## Exercise
Give the data again in full, exactly as written below.

....

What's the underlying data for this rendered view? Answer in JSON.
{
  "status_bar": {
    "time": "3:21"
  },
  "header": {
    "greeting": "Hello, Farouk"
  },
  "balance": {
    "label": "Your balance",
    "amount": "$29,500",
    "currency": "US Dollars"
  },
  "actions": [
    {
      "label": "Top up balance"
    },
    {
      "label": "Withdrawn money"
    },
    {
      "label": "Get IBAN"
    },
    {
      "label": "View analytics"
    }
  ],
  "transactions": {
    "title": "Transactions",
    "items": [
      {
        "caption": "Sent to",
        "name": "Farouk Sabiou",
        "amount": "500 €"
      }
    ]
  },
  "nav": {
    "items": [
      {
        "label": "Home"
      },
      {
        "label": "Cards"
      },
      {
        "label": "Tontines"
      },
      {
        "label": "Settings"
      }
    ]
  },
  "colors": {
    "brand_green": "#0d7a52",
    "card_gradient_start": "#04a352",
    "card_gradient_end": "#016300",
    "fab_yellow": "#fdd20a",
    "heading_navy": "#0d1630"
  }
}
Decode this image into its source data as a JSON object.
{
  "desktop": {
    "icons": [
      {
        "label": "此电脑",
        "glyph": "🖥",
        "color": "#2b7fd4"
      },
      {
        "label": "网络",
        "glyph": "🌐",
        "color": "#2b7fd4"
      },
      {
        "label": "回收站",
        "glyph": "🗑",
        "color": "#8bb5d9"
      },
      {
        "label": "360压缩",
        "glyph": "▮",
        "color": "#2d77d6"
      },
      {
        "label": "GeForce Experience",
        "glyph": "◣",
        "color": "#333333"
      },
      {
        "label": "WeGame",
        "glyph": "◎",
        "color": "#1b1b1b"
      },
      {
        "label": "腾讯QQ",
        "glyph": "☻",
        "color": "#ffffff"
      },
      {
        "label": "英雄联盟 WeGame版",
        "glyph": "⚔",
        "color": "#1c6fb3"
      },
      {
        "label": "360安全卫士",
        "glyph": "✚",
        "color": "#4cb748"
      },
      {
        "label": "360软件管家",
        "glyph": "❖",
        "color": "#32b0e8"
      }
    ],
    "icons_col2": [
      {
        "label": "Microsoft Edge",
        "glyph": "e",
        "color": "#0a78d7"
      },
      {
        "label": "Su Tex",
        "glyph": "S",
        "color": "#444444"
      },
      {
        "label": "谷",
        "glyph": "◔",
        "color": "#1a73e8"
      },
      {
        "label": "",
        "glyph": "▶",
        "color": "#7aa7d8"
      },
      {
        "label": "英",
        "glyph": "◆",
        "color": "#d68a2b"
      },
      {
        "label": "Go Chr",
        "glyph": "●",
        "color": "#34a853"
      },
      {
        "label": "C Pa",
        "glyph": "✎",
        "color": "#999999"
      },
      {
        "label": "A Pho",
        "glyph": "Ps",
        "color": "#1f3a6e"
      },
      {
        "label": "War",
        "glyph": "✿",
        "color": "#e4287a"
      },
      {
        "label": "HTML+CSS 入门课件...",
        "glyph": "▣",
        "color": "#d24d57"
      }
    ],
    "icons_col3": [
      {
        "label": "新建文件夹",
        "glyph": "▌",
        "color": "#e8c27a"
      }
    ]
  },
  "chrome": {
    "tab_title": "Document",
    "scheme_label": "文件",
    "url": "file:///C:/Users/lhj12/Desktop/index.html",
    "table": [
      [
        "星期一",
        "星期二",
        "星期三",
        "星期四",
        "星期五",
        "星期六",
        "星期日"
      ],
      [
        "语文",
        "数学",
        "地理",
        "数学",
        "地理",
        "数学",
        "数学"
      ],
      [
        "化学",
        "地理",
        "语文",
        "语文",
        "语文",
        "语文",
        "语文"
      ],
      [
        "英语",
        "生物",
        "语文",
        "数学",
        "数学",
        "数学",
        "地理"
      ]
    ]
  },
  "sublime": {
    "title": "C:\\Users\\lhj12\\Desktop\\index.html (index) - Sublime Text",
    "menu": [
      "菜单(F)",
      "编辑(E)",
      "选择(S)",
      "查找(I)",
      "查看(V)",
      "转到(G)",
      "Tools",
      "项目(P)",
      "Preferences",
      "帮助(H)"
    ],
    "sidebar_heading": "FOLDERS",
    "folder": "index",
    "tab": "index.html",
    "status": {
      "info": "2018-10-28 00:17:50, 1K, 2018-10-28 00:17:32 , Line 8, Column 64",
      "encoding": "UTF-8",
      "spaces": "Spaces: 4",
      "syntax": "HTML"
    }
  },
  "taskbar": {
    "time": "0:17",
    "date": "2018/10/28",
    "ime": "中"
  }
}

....

## Solution to this task
What's the underlying data for this rendered view? Answer in JSON.
{
  "status_bar": {
    "time": "3:21"
  },
  "header": {
    "greeting": "Hello, Farouk"
  },
  "balance": {
    "label": "Your balance",
    "amount": "$29,500",
    "currency": "US Dollars"
  },
  "actions": [
    {
      "label": "Top up balance"
    },
    {
      "label": "Withdrawn money"
    },
    {
      "label": "Get IBAN"
    },
    {
      "label": "View analytics"
    }
  ],
  "transactions": {
    "title": "Transactions",
    "items": [
      {
        "caption": "Sent to",
        "name": "Farouk Sabiou",
        "amount": "500 €"
      }
    ]
  },
  "nav": {
    "items": [
      {
        "label": "Home"
      },
      {
        "label": "Cards"
      },
      {
        "label": "Tontines"
      },
      {
        "label": "Settings"
      }
    ]
  },
  "colors": {
    "brand_green": "#0d7a52",
    "card_gradient_start": "#04a352",
    "card_gradient_end": "#016300",
    "fab_yellow": "#fdd20a",
    "heading_navy": "#0d1630"
  }
}
Decode this image into its source data as a JSON object.
{
  "desktop": {
    "icons": [
      {
        "label": "此电脑",
        "glyph": "🖥",
        "color": "#2b7fd4"
      },
      {
        "label": "网络",
        "glyph": "🌐",
        "color": "#2b7fd4"
      },
      {
        "label": "回收站",
        "glyph": "🗑",
        "color": "#8bb5d9"
      },
      {
        "label": "360压缩",
        "glyph": "▮",
        "color": "#2d77d6"
      },
      {
        "label": "GeForce Experience",
        "glyph": "◣",
        "color": "#333333"
      },
      {
        "label": "WeGame",
        "glyph": "◎",
        "color": "#1b1b1b"
      },
      {
        "label": "腾讯QQ",
        "glyph": "☻",
        "color": "#ffffff"
      },
      {
        "label": "英雄联盟 WeGame版",
        "glyph": "⚔",
        "color": "#1c6fb3"
      },
      {
        "label": "360安全卫士",
        "glyph": "✚",
        "color": "#4cb748"
      },
      {
        "label": "360软件管家",
        "glyph": "❖",
        "color": "#32b0e8"
      }
    ],
    "icons_col2": [
      {
        "label": "Microsoft Edge",
        "glyph": "e",
        "color": "#0a78d7"
      },
      {
        "label": "Su Tex",
        "glyph": "S",
        "color": "#444444"
      },
      {
        "label": "谷",
        "glyph": "◔",
        "color": "#1a73e8"
      },
      {
        "label": "",
        "glyph": "▶",
        "color": "#7aa7d8"
      },
      {
        "label": "英",
        "glyph": "◆",
        "color": "#d68a2b"
      },
      {
        "label": "Go Chr",
        "glyph": "●",
        "color": "#34a853"
      },
      {
        "label": "C Pa",
        "glyph": "✎",
        "color": "#999999"
      },
      {
        "label": "A Pho",
        "glyph": "Ps",
        "color": "#1f3a6e"
      },
      {
        "label": "War",
        "glyph": "✿",
        "color": "#e4287a"
      },
      {
        "label": "HTML+CSS 入门课件...",
        "glyph": "▣",
        "color": "#d24d57"
      }
    ],
    "icons_col3": [
      {
        "label": "新建文件夹",
        "glyph": "▌",
        "color": "#e8c27a"
      }
    ]
  },
  "chrome": {
    "tab_title": "Document",
    "scheme_label": "文件",
    "url": "file:///C:/Users/lhj12/Desktop/index.html",
    "table": [
      [
        "星期一",
        "星期二",
        "星期三",
        "星期四",
        "星期五",
        "星期六",
        "星期日"
      ],
      [
        "语文",
        "数学",
        "地理",
        "数学",
        "地理",
        "数学",
        "数学"
      ],
      [
        "化学",
        "地理",
        "语文",
        "语文",
        "语文",
        "语文",
        "语文"
      ],
      [
        "英语",
        "生物",
        "语文",
        "数学",
        "数学",
        "数学",
        "地理"
      ]
    ]
  },
  "sublime": {
    "title": "C:\\Users\\lhj12\\Desktop\\index.html (index) - Sublime Text",
    "menu": [
      "菜单(F)",
      "编辑(E)",
      "选择(S)",
      "查找(I)",
      "查看(V)",
      "转到(G)",
      "Tools",
      "项目(P)",
      "Preferences",
      "帮助(H)"
    ],
    "sidebar_heading": "FOLDERS",
    "folder": "index",
    "tab": "index.html",
    "status": {
      "info": "2018-10-28 00:17:50, 1K, 2018-10-28 00:17:32 , Line 8, Column 64",
      "encoding": "UTF-8",
      "spaces": "Spaces: 4",
      "syntax": "HTML"
    }
  },
  "taskbar": {
    "time": "0:17",
    "date": "2018/10/28",
    "ime": "中"
  }
}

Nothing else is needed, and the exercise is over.